The cloud backup solution
Businesses should also consider implementing an effective cloud backup solution. These solutions backup company data securely in the cloud, helping to mitigate data loss. There are different data backup methods for organizations, so it’s important to research which way will work best for your organization.
The benefit of implementing data backup and recovery is that in the event of a ransomware attack, IT teams can quickly recover their data without having to pay a ransom or lose productivity. This is an important step towards better cyber resilience.
Employees who use weak or easy-to-guess passwords pose another big threat to small businesses. Many small companies use multiple cloud-based services, which require different accounts. These services can often contain sensitive data and financial information. Using easy-to-guess passwords or using the same passwords for multiple accounts can compromise this data.
Small businesses are often at risk of compromise due to the use of weak passwords by their employees due to a general lack of awareness of the damage they can cause. On average, 19% of professionals use easy-to-guess passwords or share passwords across multiple accounts.
To ensure employees use strong passwords, users should consider enterprise password management technologies. These platforms help employees manage passwords for all their accounts, suggesting strong passwords that cannot be easily cracked.
Businesses should also consider implementing multi-factor authentication technologies. As we mentioned, these solutions ensure that users need more than just a password to access company accounts. This includes implementing multiple verification steps, such as an access code sent to a mobile device.
These security controls help prevent hackers from gaining access to business accounts, even if they can crack a weak password.
You can read verified reviews of the best enterprise password management solutions and the best multi-factor authentication solutions on the Expert Insights site.
The last big threat small businesses face is the insider threat. An insider threat is a risk to an organization caused by the actions of employees, former employees, contractors, or associates. These actors may have access to critical data about your business, and they may cause harm through greed, malice, or simply ignorance and negligence. Verizon found that 25% of data breaches were due to insider threats.
This is a growing problem that can put employees and customers at risk or cause financial damage to the business. In small companies, insider threats are increasing as more employees have access to multiple accounts, which contain more data. Studies have shown that 62% of employees reported having access to funds they probably didn’t need to access.
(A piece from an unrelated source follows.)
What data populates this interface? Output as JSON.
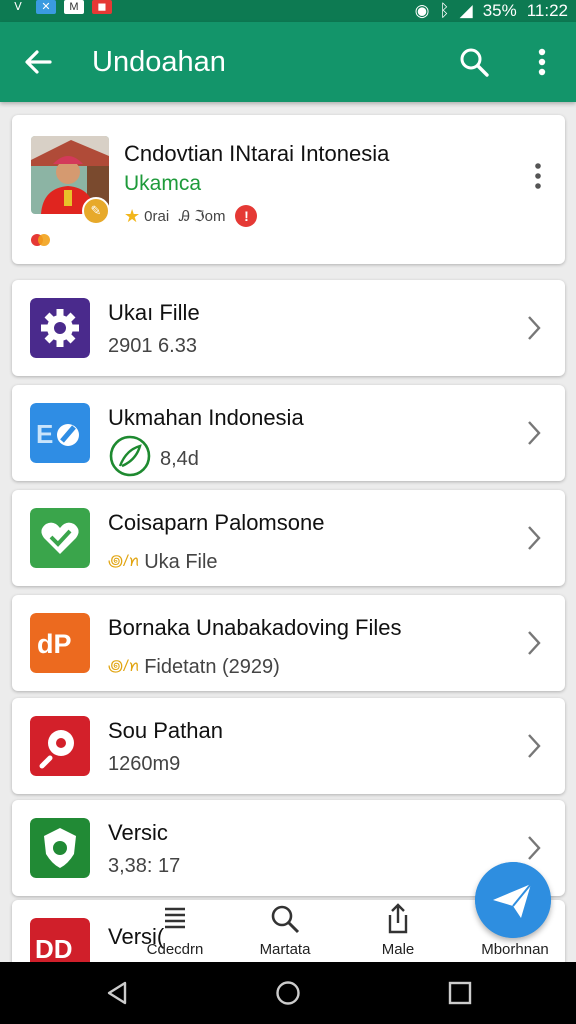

To block insider threats, small businesses need to ensure they have a strong culture of security awareness within their organization. This will help stop insider threats due to ignorance and help employees quickly spot instances where a hacker has compromised or is attempting to compromise company data.
Also Read: The Importance Of Cybersecurity For SMEs